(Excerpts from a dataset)
BEGIN

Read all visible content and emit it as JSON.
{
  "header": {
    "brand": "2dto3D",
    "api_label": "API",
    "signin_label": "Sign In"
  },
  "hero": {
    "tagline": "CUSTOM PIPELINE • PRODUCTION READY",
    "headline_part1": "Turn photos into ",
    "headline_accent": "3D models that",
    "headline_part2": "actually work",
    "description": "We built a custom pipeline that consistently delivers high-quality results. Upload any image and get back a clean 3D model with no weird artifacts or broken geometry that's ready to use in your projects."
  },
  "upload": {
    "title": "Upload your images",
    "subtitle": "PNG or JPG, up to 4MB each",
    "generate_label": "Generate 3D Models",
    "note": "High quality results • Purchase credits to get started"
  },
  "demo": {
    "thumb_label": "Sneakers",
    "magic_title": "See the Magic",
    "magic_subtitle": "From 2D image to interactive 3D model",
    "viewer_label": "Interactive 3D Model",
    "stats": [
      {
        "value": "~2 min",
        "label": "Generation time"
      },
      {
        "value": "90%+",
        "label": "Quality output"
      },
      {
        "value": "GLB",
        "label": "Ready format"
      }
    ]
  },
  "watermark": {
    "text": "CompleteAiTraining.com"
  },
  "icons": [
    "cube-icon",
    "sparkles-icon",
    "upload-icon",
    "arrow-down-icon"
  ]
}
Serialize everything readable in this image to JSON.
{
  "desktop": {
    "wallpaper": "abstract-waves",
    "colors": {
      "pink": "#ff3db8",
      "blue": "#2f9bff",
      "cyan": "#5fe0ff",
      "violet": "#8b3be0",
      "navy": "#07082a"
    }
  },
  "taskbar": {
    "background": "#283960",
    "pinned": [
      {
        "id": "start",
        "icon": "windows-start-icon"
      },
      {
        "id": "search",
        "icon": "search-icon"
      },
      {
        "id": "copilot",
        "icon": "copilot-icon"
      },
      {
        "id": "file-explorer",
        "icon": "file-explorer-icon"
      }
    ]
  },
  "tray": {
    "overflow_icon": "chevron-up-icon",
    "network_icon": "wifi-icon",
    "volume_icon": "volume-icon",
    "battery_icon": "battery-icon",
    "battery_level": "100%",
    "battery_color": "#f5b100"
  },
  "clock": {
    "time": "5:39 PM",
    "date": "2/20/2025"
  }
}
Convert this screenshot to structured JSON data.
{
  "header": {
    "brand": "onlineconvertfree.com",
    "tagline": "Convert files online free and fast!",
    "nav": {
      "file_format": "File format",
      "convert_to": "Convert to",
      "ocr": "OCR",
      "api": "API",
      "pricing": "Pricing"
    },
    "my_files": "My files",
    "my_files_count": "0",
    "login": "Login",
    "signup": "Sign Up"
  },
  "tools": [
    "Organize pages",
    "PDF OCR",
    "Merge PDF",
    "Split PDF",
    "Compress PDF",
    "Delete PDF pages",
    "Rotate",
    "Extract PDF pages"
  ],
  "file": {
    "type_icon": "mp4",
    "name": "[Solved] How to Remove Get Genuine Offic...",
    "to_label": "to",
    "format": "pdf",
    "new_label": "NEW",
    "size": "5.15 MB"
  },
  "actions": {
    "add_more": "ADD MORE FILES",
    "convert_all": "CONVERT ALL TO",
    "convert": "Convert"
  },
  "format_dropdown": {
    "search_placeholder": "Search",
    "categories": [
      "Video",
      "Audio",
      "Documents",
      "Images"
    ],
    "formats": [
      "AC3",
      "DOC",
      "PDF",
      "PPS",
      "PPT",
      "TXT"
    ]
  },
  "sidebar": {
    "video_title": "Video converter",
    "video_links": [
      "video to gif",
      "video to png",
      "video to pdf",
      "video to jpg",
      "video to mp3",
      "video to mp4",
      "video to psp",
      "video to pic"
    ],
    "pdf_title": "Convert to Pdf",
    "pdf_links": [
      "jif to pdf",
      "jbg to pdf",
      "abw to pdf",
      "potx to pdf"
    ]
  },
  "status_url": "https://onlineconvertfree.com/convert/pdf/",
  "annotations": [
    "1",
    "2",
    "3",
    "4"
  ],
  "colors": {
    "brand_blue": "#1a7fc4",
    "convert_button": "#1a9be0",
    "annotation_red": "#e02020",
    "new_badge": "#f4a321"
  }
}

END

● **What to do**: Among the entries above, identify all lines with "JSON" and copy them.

● **Answer to this task**:
Read all visible content and emit it as JSON.
Serialize everything readable in this image to JSON.
Convert this screenshot to structured JSON data.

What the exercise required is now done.